Autonomous sensory meridian response (ASMR) is the topic of a recent BuzzFeed Netflix series Follow This. It’s a phenomenon born of the internet that has been rapidly picking up pace around the world over the last few years.
What Is ASMR?
Online ASMR occurs when you pop on your headphones and listen to the tapping, scratching or whispering of one of the many ASMR YouTube artists. It manifests as a tingling sensation that many refer to as euphoria. It most often starts at the scalp and works its way down your body. For some listening is all that is needed to trigger a response while others enjoy both the auditory and visuals of the video.
Why Should I Try ASMR?

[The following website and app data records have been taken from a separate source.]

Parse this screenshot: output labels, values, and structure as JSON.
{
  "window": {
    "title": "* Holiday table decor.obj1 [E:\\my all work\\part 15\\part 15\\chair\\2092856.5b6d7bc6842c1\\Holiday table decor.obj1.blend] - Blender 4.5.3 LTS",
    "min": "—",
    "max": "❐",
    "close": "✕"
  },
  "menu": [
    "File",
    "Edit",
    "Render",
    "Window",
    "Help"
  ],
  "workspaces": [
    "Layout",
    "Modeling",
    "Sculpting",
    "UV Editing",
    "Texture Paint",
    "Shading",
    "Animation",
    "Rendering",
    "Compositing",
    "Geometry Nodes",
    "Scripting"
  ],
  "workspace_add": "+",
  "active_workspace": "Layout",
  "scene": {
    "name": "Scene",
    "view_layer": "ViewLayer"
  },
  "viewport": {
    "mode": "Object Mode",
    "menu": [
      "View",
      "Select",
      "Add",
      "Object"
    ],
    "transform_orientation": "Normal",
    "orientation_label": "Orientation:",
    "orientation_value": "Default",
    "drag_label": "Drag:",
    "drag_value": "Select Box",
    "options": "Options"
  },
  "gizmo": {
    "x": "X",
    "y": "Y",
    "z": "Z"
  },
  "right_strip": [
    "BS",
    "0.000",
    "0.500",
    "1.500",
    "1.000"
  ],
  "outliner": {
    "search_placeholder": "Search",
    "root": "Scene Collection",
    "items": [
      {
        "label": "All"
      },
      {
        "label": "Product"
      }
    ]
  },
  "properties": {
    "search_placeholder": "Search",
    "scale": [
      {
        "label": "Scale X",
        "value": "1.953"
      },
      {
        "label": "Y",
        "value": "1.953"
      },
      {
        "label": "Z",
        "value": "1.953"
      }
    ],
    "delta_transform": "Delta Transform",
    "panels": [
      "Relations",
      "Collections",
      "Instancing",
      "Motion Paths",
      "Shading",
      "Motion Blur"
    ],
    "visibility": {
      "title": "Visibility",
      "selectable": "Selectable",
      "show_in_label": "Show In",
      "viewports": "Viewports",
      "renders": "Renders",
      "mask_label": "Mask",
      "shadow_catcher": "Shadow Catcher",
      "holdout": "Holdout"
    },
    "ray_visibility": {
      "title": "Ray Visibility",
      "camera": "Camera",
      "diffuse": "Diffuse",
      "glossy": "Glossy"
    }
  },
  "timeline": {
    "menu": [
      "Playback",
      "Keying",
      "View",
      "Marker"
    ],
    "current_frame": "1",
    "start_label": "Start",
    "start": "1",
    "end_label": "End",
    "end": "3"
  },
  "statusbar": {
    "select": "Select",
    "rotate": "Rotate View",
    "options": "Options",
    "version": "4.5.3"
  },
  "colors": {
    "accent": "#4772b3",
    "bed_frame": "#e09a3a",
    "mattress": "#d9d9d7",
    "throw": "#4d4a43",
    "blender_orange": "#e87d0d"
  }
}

It’s not for everyone, but at least listen to a few different ASMR artists and a few different types of videos before you make your decision. For example, I really enjoy tapping and some of the roleplays—but the whisper videos don’t have the same effect. Why you should try is because if it works for you (and not all videos will) then you will enjoy a deep sense of relaxation. Watching a video can shift your mood, help you relax at bedtime, and help with stress, anxiety, PTSD, depression, and more.
While YouTube videos are one of the most easily accessible range of triggers they aren’t your only option. Also consider listening to binary beats, gongs, chimes, or chanting, having your hair brushed or played with, or a scalp, ear, or foot massage.